[Supplied information — start]

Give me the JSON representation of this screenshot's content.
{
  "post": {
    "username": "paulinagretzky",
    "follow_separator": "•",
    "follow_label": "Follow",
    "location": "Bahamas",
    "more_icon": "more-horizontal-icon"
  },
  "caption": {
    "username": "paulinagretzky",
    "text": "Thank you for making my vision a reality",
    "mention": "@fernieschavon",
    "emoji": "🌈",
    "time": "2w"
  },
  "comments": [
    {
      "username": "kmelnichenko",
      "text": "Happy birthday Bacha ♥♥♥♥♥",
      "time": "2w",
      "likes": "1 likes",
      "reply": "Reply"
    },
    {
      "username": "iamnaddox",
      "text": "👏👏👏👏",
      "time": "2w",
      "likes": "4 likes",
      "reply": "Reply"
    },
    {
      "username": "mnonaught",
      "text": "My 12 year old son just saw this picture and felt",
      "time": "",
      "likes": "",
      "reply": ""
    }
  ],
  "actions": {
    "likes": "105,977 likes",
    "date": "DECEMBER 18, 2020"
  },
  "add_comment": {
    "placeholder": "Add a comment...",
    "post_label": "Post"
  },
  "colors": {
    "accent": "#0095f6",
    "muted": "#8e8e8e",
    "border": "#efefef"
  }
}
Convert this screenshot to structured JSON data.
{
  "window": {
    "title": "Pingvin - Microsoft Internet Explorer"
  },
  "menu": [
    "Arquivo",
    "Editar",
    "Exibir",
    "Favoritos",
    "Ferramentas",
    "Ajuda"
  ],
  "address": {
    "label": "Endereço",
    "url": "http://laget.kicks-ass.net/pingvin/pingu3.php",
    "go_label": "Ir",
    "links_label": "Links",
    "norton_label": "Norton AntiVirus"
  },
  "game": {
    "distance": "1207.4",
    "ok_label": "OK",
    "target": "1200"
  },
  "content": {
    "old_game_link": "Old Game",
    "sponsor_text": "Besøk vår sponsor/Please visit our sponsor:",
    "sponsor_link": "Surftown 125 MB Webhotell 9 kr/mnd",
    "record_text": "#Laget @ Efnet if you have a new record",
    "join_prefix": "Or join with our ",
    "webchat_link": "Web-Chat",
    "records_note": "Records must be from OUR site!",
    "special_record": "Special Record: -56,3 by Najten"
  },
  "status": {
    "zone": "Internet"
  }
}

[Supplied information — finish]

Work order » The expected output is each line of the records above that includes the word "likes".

Response to the task »
      "likes": "1 likes",
      "likes": "4 likes",
      "likes": "",
    "likes": "105,977 likes",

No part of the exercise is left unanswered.